(What is needed) Whenever a line of the data below holds the string "measurements", copy that line.

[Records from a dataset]
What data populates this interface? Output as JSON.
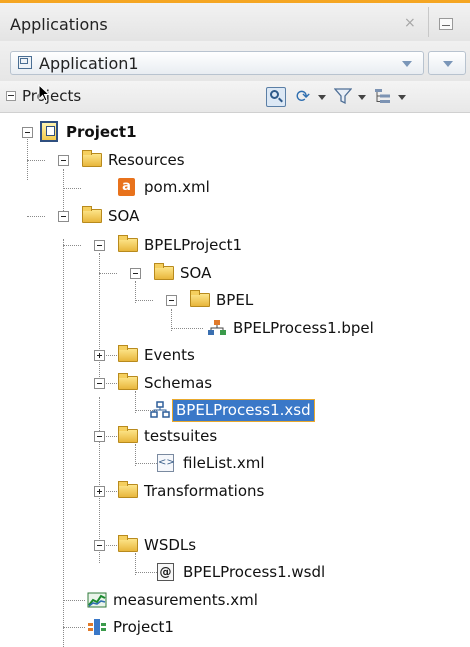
{
  "panel": {
    "title": "Applications",
    "close_symbol": "×"
  },
  "application": {
    "selected": "Application1",
    "icon": "application-icon"
  },
  "projects_header": {
    "label": "Projects",
    "collapse_symbol": "−",
    "toolbar_icons": [
      "search-icon",
      "sync-icon",
      "filter-icon",
      "structure-icon"
    ]
  },
  "tree": {
    "nodes": [
      {
        "label": "Project1",
        "icon": "project-icon",
        "expanded": true,
        "bold": true
      },
      {
        "label": "Resources",
        "icon": "folder-icon",
        "expanded": true
      },
      {
        "label": "pom.xml",
        "icon": "maven-xml-icon"
      },
      {
        "label": "SOA",
        "icon": "folder-icon",
        "expanded": true
      },
      {
        "label": "BPELProject1",
        "icon": "folder-icon",
        "expanded": true
      },
      {
        "label": "SOA",
        "icon": "folder-icon",
        "expanded": true
      },
      {
        "label": "BPEL",
        "icon": "folder-icon",
        "expanded": true
      },
      {
        "label": "BPELProcess1.bpel",
        "icon": "bpel-process-icon"
      },
      {
        "label": "Events",
        "icon": "folder-icon",
        "expanded": false
      },
      {
        "label": "Schemas",
        "icon": "folder-icon",
        "expanded": true
      },
      {
        "label": "BPELProcess1.xsd",
        "icon": "xsd-schema-icon",
        "selected": true
      },
      {
        "label": "testsuites",
        "icon": "folder-icon",
        "expanded": true
      },
      {
        "label": "fileList.xml",
        "icon": "xml-file-icon"
      },
      {
        "label": "Transformations",
        "icon": "folder-icon",
        "expanded": false
      },
      {
        "label": "WSDLs",
        "icon": "folder-icon",
        "expanded": true
      },
      {
        "label": "BPELProcess1.wsdl",
        "icon": "wsdl-icon"
      },
      {
        "label": "measurements.xml",
        "icon": "measurements-icon"
      },
      {
        "label": "Project1",
        "icon": "composite-icon"
      }
    ]
  },
  "colors": {
    "accent_line": "#f5a623",
    "selection": "#3a78c8",
    "selection_outline": "#e9a92d",
    "folder": "#f0c74a"
  }
}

(Expected answer)
        "label": "measurements.xml",
        "icon": "measurements-icon"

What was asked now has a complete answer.